**Exercise input**:
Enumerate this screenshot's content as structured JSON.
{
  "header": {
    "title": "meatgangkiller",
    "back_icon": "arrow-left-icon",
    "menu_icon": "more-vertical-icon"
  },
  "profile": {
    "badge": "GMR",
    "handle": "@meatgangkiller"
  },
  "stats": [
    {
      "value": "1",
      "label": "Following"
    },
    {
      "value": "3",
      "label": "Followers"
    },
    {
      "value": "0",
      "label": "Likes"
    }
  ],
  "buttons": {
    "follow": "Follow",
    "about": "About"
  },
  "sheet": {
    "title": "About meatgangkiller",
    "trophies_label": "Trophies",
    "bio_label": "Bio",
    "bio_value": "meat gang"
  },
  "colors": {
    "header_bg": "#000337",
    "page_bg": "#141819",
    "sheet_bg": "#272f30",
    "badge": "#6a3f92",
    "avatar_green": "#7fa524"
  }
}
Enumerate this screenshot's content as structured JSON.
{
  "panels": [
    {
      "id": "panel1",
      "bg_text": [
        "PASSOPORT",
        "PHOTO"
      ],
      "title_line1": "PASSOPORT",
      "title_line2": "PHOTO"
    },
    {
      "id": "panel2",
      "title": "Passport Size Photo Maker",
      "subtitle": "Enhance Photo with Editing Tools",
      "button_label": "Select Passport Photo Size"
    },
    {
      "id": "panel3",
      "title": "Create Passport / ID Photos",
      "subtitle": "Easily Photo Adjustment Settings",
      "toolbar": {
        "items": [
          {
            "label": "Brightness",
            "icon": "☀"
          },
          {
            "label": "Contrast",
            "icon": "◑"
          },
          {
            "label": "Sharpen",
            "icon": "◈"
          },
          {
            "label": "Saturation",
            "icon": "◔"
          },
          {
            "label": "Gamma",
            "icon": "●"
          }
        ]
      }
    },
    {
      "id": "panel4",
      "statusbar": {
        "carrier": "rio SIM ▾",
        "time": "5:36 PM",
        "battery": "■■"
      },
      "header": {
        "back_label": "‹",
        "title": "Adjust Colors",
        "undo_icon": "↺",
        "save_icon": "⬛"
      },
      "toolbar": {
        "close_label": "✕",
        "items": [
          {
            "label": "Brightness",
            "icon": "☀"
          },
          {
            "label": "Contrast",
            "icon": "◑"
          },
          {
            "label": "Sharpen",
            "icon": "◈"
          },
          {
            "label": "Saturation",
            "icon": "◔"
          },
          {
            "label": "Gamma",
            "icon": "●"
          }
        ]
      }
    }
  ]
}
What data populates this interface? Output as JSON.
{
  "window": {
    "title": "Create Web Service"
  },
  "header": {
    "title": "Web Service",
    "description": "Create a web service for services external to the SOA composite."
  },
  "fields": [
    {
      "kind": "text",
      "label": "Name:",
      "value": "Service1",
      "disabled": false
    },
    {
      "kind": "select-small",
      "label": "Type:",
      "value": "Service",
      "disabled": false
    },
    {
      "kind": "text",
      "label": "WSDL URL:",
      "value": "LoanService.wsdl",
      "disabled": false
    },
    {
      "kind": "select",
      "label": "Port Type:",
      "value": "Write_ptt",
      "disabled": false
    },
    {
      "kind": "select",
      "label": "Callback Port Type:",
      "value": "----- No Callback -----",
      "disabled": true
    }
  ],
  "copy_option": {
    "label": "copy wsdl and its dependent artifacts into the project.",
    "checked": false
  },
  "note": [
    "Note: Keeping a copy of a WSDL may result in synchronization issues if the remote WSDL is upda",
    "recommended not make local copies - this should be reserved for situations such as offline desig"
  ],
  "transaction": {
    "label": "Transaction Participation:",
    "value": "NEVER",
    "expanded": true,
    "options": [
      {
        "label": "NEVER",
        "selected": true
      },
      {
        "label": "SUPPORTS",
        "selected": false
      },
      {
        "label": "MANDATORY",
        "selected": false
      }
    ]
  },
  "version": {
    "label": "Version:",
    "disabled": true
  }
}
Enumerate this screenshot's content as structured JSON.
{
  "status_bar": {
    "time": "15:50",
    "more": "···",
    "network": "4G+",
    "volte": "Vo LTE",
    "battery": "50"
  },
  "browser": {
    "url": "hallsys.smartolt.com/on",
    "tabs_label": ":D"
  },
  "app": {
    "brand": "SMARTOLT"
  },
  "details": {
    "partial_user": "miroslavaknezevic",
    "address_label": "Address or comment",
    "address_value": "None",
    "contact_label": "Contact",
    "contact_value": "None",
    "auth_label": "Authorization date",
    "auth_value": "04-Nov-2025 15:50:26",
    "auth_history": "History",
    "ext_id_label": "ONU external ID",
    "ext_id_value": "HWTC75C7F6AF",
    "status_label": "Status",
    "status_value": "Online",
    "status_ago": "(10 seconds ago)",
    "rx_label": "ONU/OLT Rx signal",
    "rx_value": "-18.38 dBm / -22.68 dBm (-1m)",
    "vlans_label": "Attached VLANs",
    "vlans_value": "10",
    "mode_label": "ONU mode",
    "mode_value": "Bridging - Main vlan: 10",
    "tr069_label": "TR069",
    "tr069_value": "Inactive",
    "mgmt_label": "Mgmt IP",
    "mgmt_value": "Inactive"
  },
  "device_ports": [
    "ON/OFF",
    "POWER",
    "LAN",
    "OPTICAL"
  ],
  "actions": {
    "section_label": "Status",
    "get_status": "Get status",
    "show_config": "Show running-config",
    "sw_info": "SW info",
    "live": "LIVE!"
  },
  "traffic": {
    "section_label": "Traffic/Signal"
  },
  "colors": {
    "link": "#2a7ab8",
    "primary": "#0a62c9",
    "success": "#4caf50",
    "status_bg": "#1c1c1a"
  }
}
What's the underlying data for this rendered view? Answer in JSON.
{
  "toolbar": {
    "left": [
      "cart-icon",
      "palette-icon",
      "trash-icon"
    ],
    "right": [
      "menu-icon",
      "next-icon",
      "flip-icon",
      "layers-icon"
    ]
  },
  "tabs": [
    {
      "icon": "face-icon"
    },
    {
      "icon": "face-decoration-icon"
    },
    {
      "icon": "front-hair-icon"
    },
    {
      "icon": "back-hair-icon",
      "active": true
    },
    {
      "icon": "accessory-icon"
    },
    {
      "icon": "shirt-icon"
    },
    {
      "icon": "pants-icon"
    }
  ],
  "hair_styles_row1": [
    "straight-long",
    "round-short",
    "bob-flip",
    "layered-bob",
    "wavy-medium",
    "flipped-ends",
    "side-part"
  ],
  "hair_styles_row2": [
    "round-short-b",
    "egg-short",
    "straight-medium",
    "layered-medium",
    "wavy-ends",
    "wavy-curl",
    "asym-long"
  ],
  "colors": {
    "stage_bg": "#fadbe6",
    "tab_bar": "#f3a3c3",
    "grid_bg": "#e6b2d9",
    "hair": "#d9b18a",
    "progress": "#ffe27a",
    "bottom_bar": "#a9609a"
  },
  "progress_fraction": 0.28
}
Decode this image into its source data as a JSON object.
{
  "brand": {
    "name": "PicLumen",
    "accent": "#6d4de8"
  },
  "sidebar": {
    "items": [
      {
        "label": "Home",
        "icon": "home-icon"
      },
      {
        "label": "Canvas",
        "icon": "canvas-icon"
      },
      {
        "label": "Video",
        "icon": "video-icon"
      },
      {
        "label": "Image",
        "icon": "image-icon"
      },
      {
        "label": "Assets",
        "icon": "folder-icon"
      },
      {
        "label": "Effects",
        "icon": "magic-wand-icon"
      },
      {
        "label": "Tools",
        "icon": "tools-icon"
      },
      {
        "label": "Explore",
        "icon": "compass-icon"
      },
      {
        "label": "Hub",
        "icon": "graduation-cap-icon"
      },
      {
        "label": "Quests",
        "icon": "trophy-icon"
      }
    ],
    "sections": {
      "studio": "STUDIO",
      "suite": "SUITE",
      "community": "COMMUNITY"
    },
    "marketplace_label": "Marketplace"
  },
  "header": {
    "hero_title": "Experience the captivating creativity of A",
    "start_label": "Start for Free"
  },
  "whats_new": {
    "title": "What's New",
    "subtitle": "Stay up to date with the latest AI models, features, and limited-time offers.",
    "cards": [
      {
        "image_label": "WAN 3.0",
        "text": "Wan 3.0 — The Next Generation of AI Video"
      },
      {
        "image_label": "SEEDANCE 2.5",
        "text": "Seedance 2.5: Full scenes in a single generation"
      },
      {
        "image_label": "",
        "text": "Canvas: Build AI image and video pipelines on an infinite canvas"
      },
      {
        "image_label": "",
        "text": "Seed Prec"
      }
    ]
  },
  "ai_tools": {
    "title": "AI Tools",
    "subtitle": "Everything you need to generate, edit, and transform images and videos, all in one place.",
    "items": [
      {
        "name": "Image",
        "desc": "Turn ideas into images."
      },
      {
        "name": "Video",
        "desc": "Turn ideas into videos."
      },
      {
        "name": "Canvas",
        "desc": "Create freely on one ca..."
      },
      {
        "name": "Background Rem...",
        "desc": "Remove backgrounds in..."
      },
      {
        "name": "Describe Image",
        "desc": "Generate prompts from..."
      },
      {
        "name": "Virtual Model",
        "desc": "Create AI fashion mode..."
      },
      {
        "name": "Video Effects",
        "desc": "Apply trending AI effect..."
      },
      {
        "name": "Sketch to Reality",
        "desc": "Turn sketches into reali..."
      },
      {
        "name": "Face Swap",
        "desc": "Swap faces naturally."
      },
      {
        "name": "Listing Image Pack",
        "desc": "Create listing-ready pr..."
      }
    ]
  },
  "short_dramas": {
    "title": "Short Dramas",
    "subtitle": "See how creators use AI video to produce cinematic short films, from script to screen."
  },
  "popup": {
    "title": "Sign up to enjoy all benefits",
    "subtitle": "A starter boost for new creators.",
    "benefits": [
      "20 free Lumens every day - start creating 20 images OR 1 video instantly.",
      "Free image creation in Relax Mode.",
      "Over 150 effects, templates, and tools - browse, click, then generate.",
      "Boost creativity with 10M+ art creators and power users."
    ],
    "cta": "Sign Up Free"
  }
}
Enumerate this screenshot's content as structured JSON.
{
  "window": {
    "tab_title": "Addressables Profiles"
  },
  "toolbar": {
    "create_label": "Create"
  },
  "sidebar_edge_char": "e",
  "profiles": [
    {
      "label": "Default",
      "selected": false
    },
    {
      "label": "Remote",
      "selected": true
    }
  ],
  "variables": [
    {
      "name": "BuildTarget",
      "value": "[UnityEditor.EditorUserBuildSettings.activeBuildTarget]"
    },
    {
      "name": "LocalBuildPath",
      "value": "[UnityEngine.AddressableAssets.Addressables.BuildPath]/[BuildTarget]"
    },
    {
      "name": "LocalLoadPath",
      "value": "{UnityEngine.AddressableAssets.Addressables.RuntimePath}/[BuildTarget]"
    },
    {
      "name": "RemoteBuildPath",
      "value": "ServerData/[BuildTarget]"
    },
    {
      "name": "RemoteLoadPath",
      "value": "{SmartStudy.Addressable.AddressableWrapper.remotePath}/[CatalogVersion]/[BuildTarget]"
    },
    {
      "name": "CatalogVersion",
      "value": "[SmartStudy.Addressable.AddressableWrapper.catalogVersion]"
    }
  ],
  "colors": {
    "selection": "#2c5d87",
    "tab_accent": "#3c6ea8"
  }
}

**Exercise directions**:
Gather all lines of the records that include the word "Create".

**Output of the exercise**:
      "title": "Create Passport / ID Photos",
    "title": "Create Web Service"
    "description": "Create a web service for services external to the SOA composite."
        "desc": "Create freely on one ca..."
        "desc": "Create AI fashion mode..."
        "desc": "Create listing-ready pr..."
    "create_label": "Create"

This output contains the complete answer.